[Records supplied Boundary: Start]

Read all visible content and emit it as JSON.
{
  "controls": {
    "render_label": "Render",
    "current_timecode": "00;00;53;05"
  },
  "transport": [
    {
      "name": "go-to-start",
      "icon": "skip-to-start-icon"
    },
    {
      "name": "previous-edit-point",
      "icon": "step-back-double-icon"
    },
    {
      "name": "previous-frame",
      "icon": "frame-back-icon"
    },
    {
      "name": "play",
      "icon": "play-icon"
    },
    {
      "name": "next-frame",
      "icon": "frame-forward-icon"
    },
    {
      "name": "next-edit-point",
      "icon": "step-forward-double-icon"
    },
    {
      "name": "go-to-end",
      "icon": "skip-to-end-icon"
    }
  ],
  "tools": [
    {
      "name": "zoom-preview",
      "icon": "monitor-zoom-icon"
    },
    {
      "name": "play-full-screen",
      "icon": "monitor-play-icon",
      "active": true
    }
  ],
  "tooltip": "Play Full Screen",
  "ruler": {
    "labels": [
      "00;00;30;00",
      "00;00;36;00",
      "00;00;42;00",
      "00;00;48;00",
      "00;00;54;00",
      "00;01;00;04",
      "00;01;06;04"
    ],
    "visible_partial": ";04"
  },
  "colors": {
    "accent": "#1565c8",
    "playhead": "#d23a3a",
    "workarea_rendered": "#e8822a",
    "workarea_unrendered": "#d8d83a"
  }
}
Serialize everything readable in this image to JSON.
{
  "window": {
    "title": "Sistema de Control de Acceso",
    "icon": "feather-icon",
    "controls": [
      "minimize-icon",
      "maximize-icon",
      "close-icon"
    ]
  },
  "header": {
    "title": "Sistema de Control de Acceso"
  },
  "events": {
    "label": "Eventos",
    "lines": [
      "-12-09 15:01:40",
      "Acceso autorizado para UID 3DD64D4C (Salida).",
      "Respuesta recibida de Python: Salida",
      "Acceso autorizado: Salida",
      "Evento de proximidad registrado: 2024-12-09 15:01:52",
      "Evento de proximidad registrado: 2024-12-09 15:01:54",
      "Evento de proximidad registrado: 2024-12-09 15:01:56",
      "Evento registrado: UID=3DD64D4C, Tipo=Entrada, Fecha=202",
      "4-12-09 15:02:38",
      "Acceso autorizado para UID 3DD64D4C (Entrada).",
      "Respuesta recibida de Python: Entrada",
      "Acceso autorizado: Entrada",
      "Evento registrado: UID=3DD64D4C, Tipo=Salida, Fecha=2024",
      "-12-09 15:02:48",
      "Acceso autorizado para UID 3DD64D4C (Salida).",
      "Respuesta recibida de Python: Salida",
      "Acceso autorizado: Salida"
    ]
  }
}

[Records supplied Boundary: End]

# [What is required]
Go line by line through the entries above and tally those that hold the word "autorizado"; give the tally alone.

# [Solution to the exercise]
6